#### [What the exercise asks]
Which lines of the data include the string "text"? List them all.

#### [Dataset]

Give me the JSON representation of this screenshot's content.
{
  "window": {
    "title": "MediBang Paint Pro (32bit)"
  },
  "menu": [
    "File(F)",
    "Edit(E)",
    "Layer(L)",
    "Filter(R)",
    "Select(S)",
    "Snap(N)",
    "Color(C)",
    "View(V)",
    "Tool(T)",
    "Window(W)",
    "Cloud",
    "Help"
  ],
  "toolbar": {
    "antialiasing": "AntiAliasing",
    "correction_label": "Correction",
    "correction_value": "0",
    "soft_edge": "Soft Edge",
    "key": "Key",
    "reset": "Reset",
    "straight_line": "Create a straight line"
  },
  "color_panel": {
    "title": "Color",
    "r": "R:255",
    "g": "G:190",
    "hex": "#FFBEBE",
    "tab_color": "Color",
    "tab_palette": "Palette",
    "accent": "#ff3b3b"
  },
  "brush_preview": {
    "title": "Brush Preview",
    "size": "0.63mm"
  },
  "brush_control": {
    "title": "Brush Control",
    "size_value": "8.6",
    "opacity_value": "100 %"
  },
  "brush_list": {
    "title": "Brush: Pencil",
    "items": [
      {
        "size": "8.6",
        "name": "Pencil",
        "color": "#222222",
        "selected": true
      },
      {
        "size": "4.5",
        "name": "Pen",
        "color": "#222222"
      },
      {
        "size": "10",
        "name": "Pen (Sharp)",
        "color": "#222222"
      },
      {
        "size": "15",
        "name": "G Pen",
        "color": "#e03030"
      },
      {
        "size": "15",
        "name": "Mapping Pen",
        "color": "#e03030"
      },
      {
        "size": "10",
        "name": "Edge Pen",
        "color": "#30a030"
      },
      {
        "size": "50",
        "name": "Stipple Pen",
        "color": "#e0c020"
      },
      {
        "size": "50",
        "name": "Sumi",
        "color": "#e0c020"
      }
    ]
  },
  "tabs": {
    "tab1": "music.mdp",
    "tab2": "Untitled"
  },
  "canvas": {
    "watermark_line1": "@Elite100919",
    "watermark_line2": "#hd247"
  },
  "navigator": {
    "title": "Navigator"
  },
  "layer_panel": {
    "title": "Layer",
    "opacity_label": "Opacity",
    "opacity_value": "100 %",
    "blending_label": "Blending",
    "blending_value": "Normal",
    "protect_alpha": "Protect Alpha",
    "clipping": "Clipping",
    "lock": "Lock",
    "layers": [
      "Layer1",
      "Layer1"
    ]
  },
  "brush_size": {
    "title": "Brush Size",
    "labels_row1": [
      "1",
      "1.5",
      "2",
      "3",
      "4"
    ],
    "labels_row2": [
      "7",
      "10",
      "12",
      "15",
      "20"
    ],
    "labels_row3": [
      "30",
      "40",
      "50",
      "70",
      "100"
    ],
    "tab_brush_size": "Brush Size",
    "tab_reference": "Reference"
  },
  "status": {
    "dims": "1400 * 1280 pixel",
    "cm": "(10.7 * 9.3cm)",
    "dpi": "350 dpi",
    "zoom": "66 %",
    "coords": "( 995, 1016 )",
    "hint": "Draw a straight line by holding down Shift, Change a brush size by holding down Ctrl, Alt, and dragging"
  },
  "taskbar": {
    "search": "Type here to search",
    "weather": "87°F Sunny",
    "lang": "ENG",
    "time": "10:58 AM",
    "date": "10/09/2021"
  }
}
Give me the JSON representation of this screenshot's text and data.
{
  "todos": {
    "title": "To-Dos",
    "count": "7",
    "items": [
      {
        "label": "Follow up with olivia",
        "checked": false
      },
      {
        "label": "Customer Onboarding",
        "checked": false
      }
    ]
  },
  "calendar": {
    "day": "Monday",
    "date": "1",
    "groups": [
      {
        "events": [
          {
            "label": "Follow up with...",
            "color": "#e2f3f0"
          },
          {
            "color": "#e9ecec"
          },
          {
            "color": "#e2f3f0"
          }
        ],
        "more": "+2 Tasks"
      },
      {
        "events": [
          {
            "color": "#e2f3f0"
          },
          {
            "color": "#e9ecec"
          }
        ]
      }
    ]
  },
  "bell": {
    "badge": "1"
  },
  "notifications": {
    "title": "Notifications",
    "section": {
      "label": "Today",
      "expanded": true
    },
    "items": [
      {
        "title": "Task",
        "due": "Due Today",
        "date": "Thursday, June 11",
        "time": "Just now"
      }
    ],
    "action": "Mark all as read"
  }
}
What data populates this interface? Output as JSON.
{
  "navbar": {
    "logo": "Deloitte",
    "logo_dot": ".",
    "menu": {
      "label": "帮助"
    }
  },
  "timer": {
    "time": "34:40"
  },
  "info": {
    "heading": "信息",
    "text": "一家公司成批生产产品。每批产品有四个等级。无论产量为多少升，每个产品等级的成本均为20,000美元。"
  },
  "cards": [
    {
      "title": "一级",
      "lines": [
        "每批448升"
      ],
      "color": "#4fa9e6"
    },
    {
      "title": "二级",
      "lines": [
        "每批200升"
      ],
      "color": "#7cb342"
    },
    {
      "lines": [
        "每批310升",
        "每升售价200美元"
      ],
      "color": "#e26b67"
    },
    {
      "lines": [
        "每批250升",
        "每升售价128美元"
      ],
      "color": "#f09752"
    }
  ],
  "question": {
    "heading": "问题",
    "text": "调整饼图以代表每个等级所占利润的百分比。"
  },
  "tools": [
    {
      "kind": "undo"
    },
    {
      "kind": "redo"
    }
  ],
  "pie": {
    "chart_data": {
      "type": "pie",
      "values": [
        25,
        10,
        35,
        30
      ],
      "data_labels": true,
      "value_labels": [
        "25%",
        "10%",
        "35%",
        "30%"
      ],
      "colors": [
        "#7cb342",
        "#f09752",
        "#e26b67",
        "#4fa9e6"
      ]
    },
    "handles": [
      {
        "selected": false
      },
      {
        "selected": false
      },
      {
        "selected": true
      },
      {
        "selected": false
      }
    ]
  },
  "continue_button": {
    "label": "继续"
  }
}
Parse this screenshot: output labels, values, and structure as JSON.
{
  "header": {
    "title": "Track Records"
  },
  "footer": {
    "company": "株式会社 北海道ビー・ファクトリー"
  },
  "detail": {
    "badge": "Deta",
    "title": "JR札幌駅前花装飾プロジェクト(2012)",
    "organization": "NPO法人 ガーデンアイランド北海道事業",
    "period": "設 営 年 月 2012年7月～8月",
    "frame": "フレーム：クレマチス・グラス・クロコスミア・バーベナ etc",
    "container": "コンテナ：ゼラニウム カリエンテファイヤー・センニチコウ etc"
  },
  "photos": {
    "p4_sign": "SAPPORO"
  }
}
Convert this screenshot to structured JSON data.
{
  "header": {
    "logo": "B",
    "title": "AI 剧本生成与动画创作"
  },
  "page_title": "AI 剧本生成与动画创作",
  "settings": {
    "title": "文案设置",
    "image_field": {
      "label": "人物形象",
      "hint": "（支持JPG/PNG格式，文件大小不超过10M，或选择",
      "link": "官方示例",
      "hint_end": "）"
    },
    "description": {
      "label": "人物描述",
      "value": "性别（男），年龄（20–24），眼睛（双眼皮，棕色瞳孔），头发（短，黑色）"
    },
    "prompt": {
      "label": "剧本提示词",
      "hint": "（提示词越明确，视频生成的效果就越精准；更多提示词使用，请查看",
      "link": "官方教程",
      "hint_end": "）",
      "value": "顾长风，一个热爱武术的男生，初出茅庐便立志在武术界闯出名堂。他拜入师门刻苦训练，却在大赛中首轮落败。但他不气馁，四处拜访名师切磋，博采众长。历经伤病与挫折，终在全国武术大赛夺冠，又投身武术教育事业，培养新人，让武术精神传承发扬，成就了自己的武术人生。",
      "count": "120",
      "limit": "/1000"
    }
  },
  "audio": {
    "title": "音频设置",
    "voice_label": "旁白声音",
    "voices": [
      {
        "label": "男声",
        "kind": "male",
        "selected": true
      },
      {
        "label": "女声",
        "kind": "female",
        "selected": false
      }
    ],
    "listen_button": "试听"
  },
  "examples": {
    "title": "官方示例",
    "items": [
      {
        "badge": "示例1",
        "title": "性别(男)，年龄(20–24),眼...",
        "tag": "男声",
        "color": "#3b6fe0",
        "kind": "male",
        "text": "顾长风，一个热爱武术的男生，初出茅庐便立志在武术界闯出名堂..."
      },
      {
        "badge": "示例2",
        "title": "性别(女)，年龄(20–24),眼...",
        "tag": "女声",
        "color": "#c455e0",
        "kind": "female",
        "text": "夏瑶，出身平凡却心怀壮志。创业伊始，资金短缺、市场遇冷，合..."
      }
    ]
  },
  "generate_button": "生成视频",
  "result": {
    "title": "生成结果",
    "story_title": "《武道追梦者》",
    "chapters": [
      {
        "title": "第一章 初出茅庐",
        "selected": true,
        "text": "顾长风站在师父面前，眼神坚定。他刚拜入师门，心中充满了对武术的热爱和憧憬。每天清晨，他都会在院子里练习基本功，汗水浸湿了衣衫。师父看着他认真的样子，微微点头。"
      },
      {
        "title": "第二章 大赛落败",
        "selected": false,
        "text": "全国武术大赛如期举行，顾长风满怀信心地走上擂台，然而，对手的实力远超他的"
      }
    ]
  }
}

#### [Reply]
Give me the JSON representation of this screenshot's text and data.
    "text": "一家公司成批生产产品。每批产品有四个等级。无论产量为多少升，每个产品等级的成本均为20,000美元。"
    "text": "调整饼图以代表每个等级所占利润的百分比。"
        "text": "顾长风，一个热爱武术的男生，初出茅庐便立志在武术界闯出名堂..."
        "text": "夏瑶，出身平凡却心怀壮志。创业伊始，资金短缺、市场遇冷，合..."
        "text": "顾长风站在师父面前，眼神坚定。他刚拜入师门，心中充满了对武术的热爱和憧憬。每天清晨，他都会在院子里练习基本功，汗水浸湿了衣衫。师父看着他认真的样子，微微点头。"
        "text": "全国武术大赛如期举行，顾长风满怀信心地走上擂台，然而，对手的实力远超他的"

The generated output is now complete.